An autocrat that comes from nowhere and stays in office through rigged elections, has no legitimacy and must keep on delivering benefits to the constituency over which he rules to remain in power. There was an implicit social compact between Putin and the Russians—both ordinary people and the kleptocratic Russian elite. He was to guarantee relative stability and growth after Yeltsin’s years of turmoil and economic decline, and, in return, the rich paid off Putin and his KGB entourage with a big share of their business profits, while the regular folks continued to vote for him in carefully staged elections.

However, by starting this senseless and cruel war Putin has upended the deal.

Nowadays the economic circumstances of ordinary Russians are in a free fall, as a result of Western sanctions imposed in consequence of Putin’s war. In a predictable reaction of someone who responds to bad news by killing the messenger, Putin has cut off all reliable information about the war, hoping the Russians do not find out that he is responsible for their misery. The rich Russians—the mainstay of his regime—have incurred a precipitous loss of wealth and access to luxurious lifestyles in consequence of Putin’s war as well. And now they face the prospect that they might lose their lives also, were Putin to have a “nuclear moment,” after the imposition of no-flight zone denying him the ability to bomb Ukrainian civilians at will.

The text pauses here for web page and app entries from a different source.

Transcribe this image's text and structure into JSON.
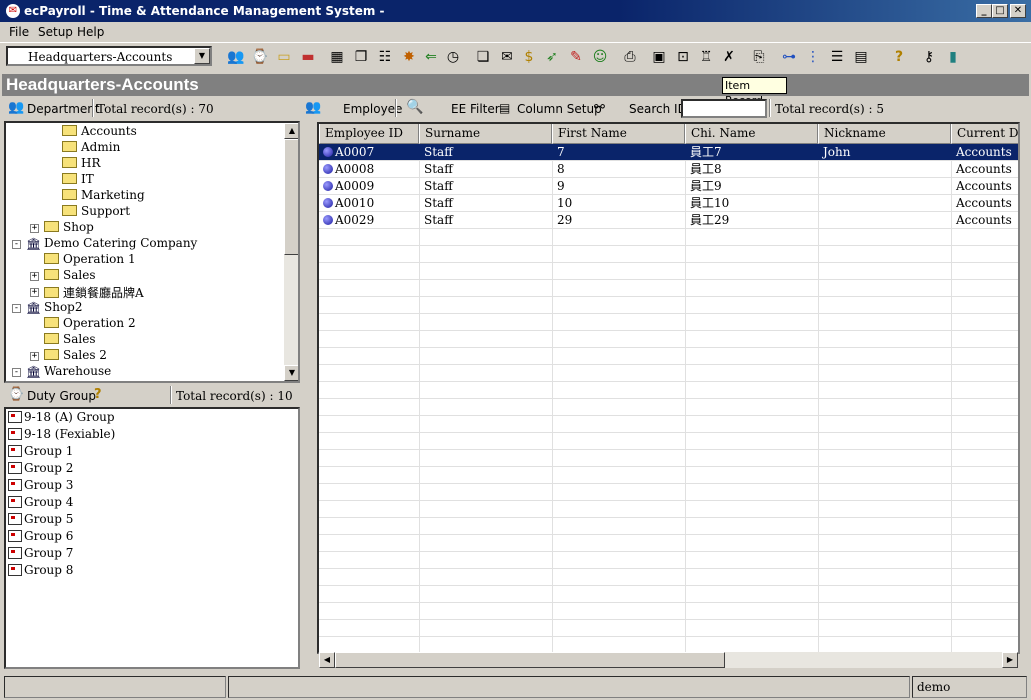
{
  "window": {
    "title": "ecPayroll - Time & Attendance Management System -"
  },
  "menu": [
    "File",
    "Setup",
    "Help"
  ],
  "toolbar": {
    "department_select": "Headquarters-Accounts"
  },
  "banner": {
    "title": "Headquarters-Accounts",
    "tooltip": "Item Record"
  },
  "department_panel": {
    "label": "Department",
    "total": "Total record(s) : 70",
    "tree": [
      {
        "label": "Accounts",
        "level": 3,
        "type": "folder"
      },
      {
        "label": "Admin",
        "level": 3,
        "type": "folder"
      },
      {
        "label": "HR",
        "level": 3,
        "type": "folder"
      },
      {
        "label": "IT",
        "level": 3,
        "type": "folder"
      },
      {
        "label": "Marketing",
        "level": 3,
        "type": "folder"
      },
      {
        "label": "Support",
        "level": 3,
        "type": "folder"
      },
      {
        "label": "Shop",
        "level": 2,
        "type": "folder",
        "expander": "+"
      },
      {
        "label": "Demo Catering Company",
        "level": 1,
        "type": "building",
        "expander": "-"
      },
      {
        "label": "Operation 1",
        "level": 2,
        "type": "folder"
      },
      {
        "label": "Sales",
        "level": 2,
        "type": "folder",
        "expander": "+"
      },
      {
        "label": "連鎖餐廳品牌A",
        "level": 2,
        "type": "folder",
        "expander": "+"
      },
      {
        "label": "Shop2",
        "level": 1,
        "type": "building",
        "expander": "-"
      },
      {
        "label": "Operation 2",
        "level": 2,
        "type": "folder"
      },
      {
        "label": "Sales",
        "level": 2,
        "type": "folder"
      },
      {
        "label": "Sales 2",
        "level": 2,
        "type": "folder",
        "expander": "+"
      },
      {
        "label": "Warehouse",
        "level": 1,
        "type": "building",
        "expander": "-"
      }
    ]
  },
  "duty_group_panel": {
    "label": "Duty Group",
    "total": "Total record(s) : 10",
    "groups": [
      "9-18 (A) Group",
      "9-18 (Fexiable)",
      "Group 1",
      "Group 2",
      "Group 3",
      "Group 4",
      "Group 5",
      "Group 6",
      "Group 7",
      "Group 8"
    ]
  },
  "employee_bar": {
    "employee_label": "Employee",
    "filter_label": "EE Filter",
    "column_setup_label": "Column Setup",
    "search_label": "Search ID",
    "search_value": "",
    "total": "Total record(s) : 5"
  },
  "grid": {
    "columns": [
      "Employee ID",
      "Surname",
      "First Name",
      "Chi. Name",
      "Nickname",
      "Current Depa"
    ],
    "rows": [
      [
        "A0007",
        "Staff",
        "7",
        "員工7",
        "John",
        "Accounts"
      ],
      [
        "A0008",
        "Staff",
        "8",
        "員工8",
        "",
        "Accounts"
      ],
      [
        "A0009",
        "Staff",
        "9",
        "員工9",
        "",
        "Accounts"
      ],
      [
        "A0010",
        "Staff",
        "10",
        "員工10",
        "",
        "Accounts"
      ],
      [
        "A0029",
        "Staff",
        "29",
        "員工29",
        "",
        "Accounts"
      ]
    ],
    "selected_row": 0
  },
  "status": {
    "user": "demo"
  }
}
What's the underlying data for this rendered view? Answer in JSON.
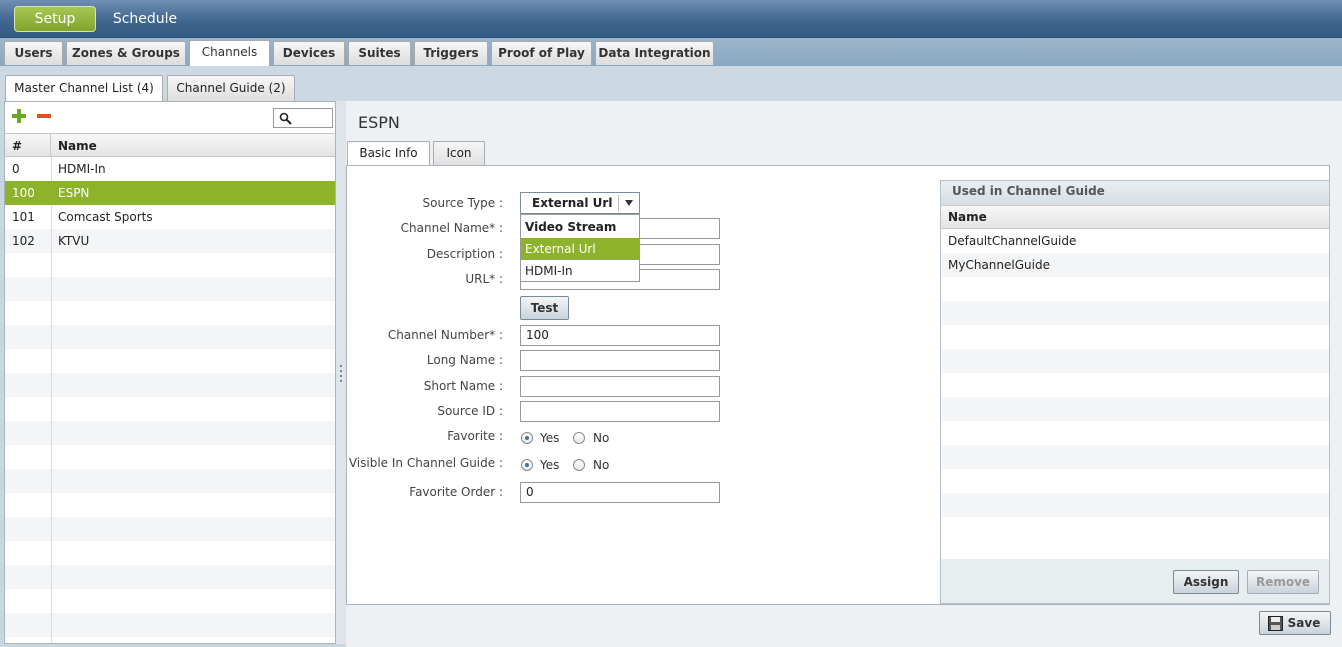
{
  "topnav": {
    "setup": "Setup",
    "schedule": "Schedule"
  },
  "subnav": [
    "Users",
    "Zones & Groups",
    "Channels",
    "Devices",
    "Suites",
    "Triggers",
    "Proof of Play",
    "Data Integration"
  ],
  "channel_tabs": {
    "master": "Master Channel List (4)",
    "guide": "Channel Guide (2)"
  },
  "channel_list": {
    "headers": {
      "num": "#",
      "name": "Name"
    },
    "rows": [
      {
        "num": "0",
        "name": "HDMI-In"
      },
      {
        "num": "100",
        "name": "ESPN"
      },
      {
        "num": "101",
        "name": "Comcast Sports"
      },
      {
        "num": "102",
        "name": "KTVU"
      }
    ]
  },
  "detail": {
    "title": "ESPN",
    "tabs": {
      "basic": "Basic Info",
      "icon": "Icon"
    },
    "labels": {
      "source_type": "Source Type :",
      "channel_name": "Channel Name* :",
      "description": "Description :",
      "url": "URL* :",
      "channel_number": "Channel Number* :",
      "long_name": "Long Name :",
      "short_name": "Short Name :",
      "source_id": "Source ID :",
      "favorite": "Favorite :",
      "visible": "Visible In Channel Guide :",
      "favorite_order": "Favorite Order :"
    },
    "source_type_value": "External Url",
    "source_options": [
      "Video Stream",
      "External Url",
      "HDMI-In"
    ],
    "test_button": "Test",
    "channel_number_value": "100",
    "favorite_order_value": "0",
    "yes": "Yes",
    "no": "No"
  },
  "guide_panel": {
    "title": "Used in Channel Guide",
    "header": "Name",
    "rows": [
      "DefaultChannelGuide",
      "MyChannelGuide"
    ],
    "assign": "Assign",
    "remove": "Remove"
  },
  "save_button": "Save",
  "colors": {
    "accent": "#8db22c",
    "topbar": "#3f6790"
  }
}
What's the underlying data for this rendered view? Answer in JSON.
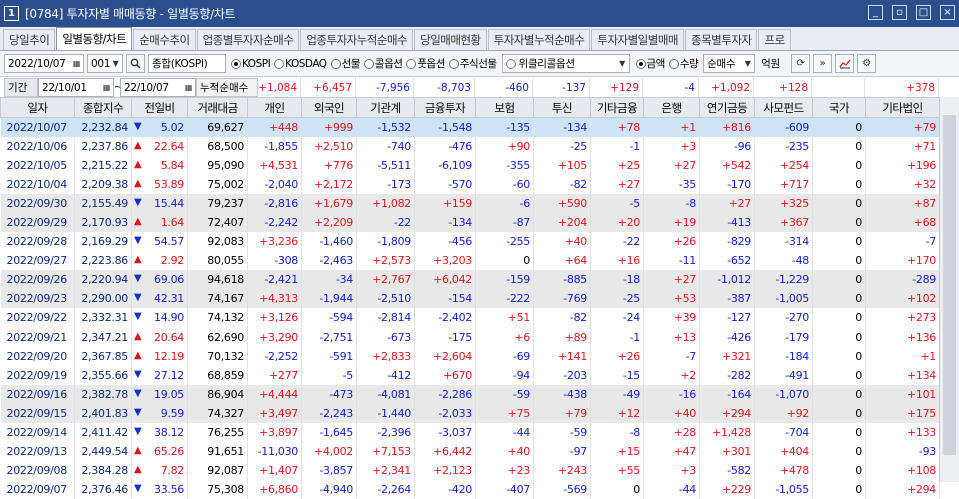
{
  "window": {
    "num": "1",
    "title": "[0784] 투자자별 매매동향 - 일별동향/차트",
    "btn_min": "_",
    "btn_max": "□",
    "btn_restore": "▫",
    "btn_close": "×"
  },
  "tabs": [
    "당일추이",
    "일별동향/차트",
    "순매수추이",
    "업종별투자자순매수",
    "업종투자자누적순매수",
    "당일매매현황",
    "투자자별누적순매수",
    "투자자별일별매매",
    "종목별투자자",
    "프로"
  ],
  "active_tab": 1,
  "toolbar": {
    "date": "2022/10/07",
    "code": "001",
    "market_name": "종합(KOSPI)",
    "markets": [
      {
        "label": "KOSPI",
        "on": true
      },
      {
        "label": "KOSDAQ",
        "on": false
      },
      {
        "label": "선물",
        "on": false
      },
      {
        "label": "콜옵션",
        "on": false
      },
      {
        "label": "풋옵션",
        "on": false
      },
      {
        "label": "주식선물",
        "on": false
      }
    ],
    "weekly_option": "위클리콜옵션",
    "units": [
      {
        "label": "금액",
        "on": true
      },
      {
        "label": "수량",
        "on": false
      }
    ],
    "net_buy_select": "순매수",
    "unit_label": "억원"
  },
  "range": {
    "label": "기간",
    "from": "22/10/01",
    "tilde": "~",
    "to": "22/10/07",
    "sum_label": "누적순매수"
  },
  "sums": [
    "+1,084",
    "+6,457",
    "-7,956",
    "-8,703",
    "-460",
    "-137",
    "+129",
    "-4",
    "+1,092",
    "+128",
    "",
    "+378"
  ],
  "columns": [
    "일자",
    "종합지수",
    "전일비",
    "거래대금",
    "개인",
    "외국인",
    "기관계",
    "금융투자",
    "보험",
    "투신",
    "기타금융",
    "은행",
    "연기금등",
    "사모펀드",
    "국가",
    "기타법인"
  ],
  "rows": [
    [
      "2022/10/07",
      "2,232.84",
      "dn",
      "5.02",
      "69,627",
      "+448",
      "+999",
      "-1,532",
      "-1,548",
      "-135",
      "-134",
      "+78",
      "+1",
      "+816",
      "-609",
      "0",
      "+79"
    ],
    [
      "2022/10/06",
      "2,237.86",
      "up",
      "22.64",
      "68,500",
      "-1,855",
      "+2,510",
      "-740",
      "-476",
      "+90",
      "-25",
      "-1",
      "+3",
      "-96",
      "-235",
      "0",
      "+71"
    ],
    [
      "2022/10/05",
      "2,215.22",
      "up",
      "5.84",
      "95,090",
      "+4,531",
      "+776",
      "-5,511",
      "-6,109",
      "-355",
      "+105",
      "+25",
      "+27",
      "+542",
      "+254",
      "0",
      "+196"
    ],
    [
      "2022/10/04",
      "2,209.38",
      "up",
      "53.89",
      "75,002",
      "-2,040",
      "+2,172",
      "-173",
      "-570",
      "-60",
      "-82",
      "+27",
      "-35",
      "-170",
      "+717",
      "0",
      "+32"
    ],
    [
      "2022/09/30",
      "2,155.49",
      "dn",
      "15.44",
      "79,237",
      "-2,816",
      "+1,679",
      "+1,082",
      "+159",
      "-6",
      "+590",
      "-5",
      "-8",
      "+27",
      "+325",
      "0",
      "+87"
    ],
    [
      "2022/09/29",
      "2,170.93",
      "up",
      "1.64",
      "72,407",
      "-2,242",
      "+2,209",
      "-22",
      "-134",
      "-87",
      "+204",
      "+20",
      "+19",
      "-413",
      "+367",
      "0",
      "+68"
    ],
    [
      "2022/09/28",
      "2,169.29",
      "dn",
      "54.57",
      "92,083",
      "+3,236",
      "-1,460",
      "-1,809",
      "-456",
      "-255",
      "+40",
      "-22",
      "+26",
      "-829",
      "-314",
      "0",
      "-7"
    ],
    [
      "2022/09/27",
      "2,223.86",
      "up",
      "2.92",
      "80,055",
      "-308",
      "-2,463",
      "+2,573",
      "+3,203",
      "0",
      "+64",
      "+16",
      "-11",
      "-652",
      "-48",
      "0",
      "+170"
    ],
    [
      "2022/09/26",
      "2,220.94",
      "dn",
      "69.06",
      "94,618",
      "-2,421",
      "-34",
      "+2,767",
      "+6,042",
      "-159",
      "-885",
      "-18",
      "+27",
      "-1,012",
      "-1,229",
      "0",
      "-289"
    ],
    [
      "2022/09/23",
      "2,290.00",
      "dn",
      "42.31",
      "74,167",
      "+4,313",
      "-1,944",
      "-2,510",
      "-154",
      "-222",
      "-769",
      "-25",
      "+53",
      "-387",
      "-1,005",
      "0",
      "+102"
    ],
    [
      "2022/09/22",
      "2,332.31",
      "dn",
      "14.90",
      "74,132",
      "+3,126",
      "-594",
      "-2,814",
      "-2,402",
      "+51",
      "-82",
      "-24",
      "+39",
      "-127",
      "-270",
      "0",
      "+273"
    ],
    [
      "2022/09/21",
      "2,347.21",
      "up",
      "20.64",
      "62,690",
      "+3,290",
      "-2,751",
      "-673",
      "-175",
      "+6",
      "+89",
      "-1",
      "+13",
      "-426",
      "-179",
      "0",
      "+136"
    ],
    [
      "2022/09/20",
      "2,367.85",
      "up",
      "12.19",
      "70,132",
      "-2,252",
      "-591",
      "+2,833",
      "+2,604",
      "-69",
      "+141",
      "+26",
      "-7",
      "+321",
      "-184",
      "0",
      "+1"
    ],
    [
      "2022/09/19",
      "2,355.66",
      "dn",
      "27.12",
      "68,859",
      "+277",
      "-5",
      "-412",
      "+670",
      "-94",
      "-203",
      "-15",
      "+2",
      "-282",
      "-491",
      "0",
      "+134"
    ],
    [
      "2022/09/16",
      "2,382.78",
      "dn",
      "19.05",
      "86,904",
      "+4,444",
      "-473",
      "-4,081",
      "-2,286",
      "-59",
      "-438",
      "-49",
      "-16",
      "-164",
      "-1,070",
      "0",
      "+101"
    ],
    [
      "2022/09/15",
      "2,401.83",
      "dn",
      "9.59",
      "74,327",
      "+3,497",
      "-2,243",
      "-1,440",
      "-2,033",
      "+75",
      "+79",
      "+12",
      "+40",
      "+294",
      "+92",
      "0",
      "+175"
    ],
    [
      "2022/09/14",
      "2,411.42",
      "dn",
      "38.12",
      "76,255",
      "+3,897",
      "-1,645",
      "-2,396",
      "-3,037",
      "-44",
      "-59",
      "-8",
      "+28",
      "+1,428",
      "-704",
      "0",
      "+133"
    ],
    [
      "2022/09/13",
      "2,449.54",
      "up",
      "65.26",
      "91,651",
      "-11,030",
      "+4,002",
      "+7,153",
      "+6,442",
      "+40",
      "-97",
      "+15",
      "+47",
      "+301",
      "+404",
      "0",
      "-93"
    ],
    [
      "2022/09/08",
      "2,384.28",
      "up",
      "7.82",
      "92,087",
      "+1,407",
      "-3,857",
      "+2,341",
      "+2,123",
      "+23",
      "+243",
      "+55",
      "+3",
      "-582",
      "+478",
      "0",
      "+108"
    ],
    [
      "2022/09/07",
      "2,376.46",
      "dn",
      "33.56",
      "75,308",
      "+6,860",
      "-4,940",
      "-2,264",
      "-420",
      "-407",
      "-569",
      "0",
      "-44",
      "+229",
      "-1,055",
      "0",
      "+294"
    ]
  ],
  "colors": {
    "title_bg": "#2b4f8e",
    "up": "#e0141e",
    "down": "#1420c8",
    "selected_row": "#cfe3f7"
  }
}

Assuming that the Russian elite would rather be alive than dead, and that they would want to continue enjoying at least a modicum of good life to which they are accustomed—of course, the vast majority of Russian elite’s wealth will have to be spent after the end of the conflict for the reconstruction of Ukraine—we can be pretty confident that they would stop Putin from launching a nuclear weapon, were he to snap.

And, last but not least, there is an argument from principle for enforcing a no-flight zone over Ukraine. We cannot, for the sake of our own souls, stand by and watch as thousands of fellow human beings, non-belligerent civilians, are being killed while we can stop the slaughter. Such idleness saps our moral strength. With every Ukrainian killed, bombed out of their abode, forced to flee in misery and pain, and run for their lives—while we could have prevented it—a bit of our own humanity is destroyed. To tolerate this outrage runs counter to the foundational principles so dear to us. Remember: “We hold these truths to be self-evident, that all men are created equal, that they are endowed by their Creator with certain unalienable Rights, that among these are Life, Liberty and the pursuit of Happiness.”

By not stopping Putin’s outrage immediately we are giving up, bit by bit, the Enlightenment project bestowed upon us by America’s Founding Fathers. And we are doing this not in an episode of serious disagreement over ideological principles—as when we faced a nuclear confrontation with the USSR during the Cuban missile crisis in 1962. Instead, every day when Putin’s planes fly unopposed and drop bombs on Ukrainian cities we are surrendering to nuclear blackmail by a hooligan from Leningrad, scared out of his wits lest the Russian people find out what he is doing.

Jan T. Gross is a Norman B. Tomlinson ’16 and ’48 Professor of War and Society and Professor of History Emeritus at Princeton University. He is the author of several books about the Second World War.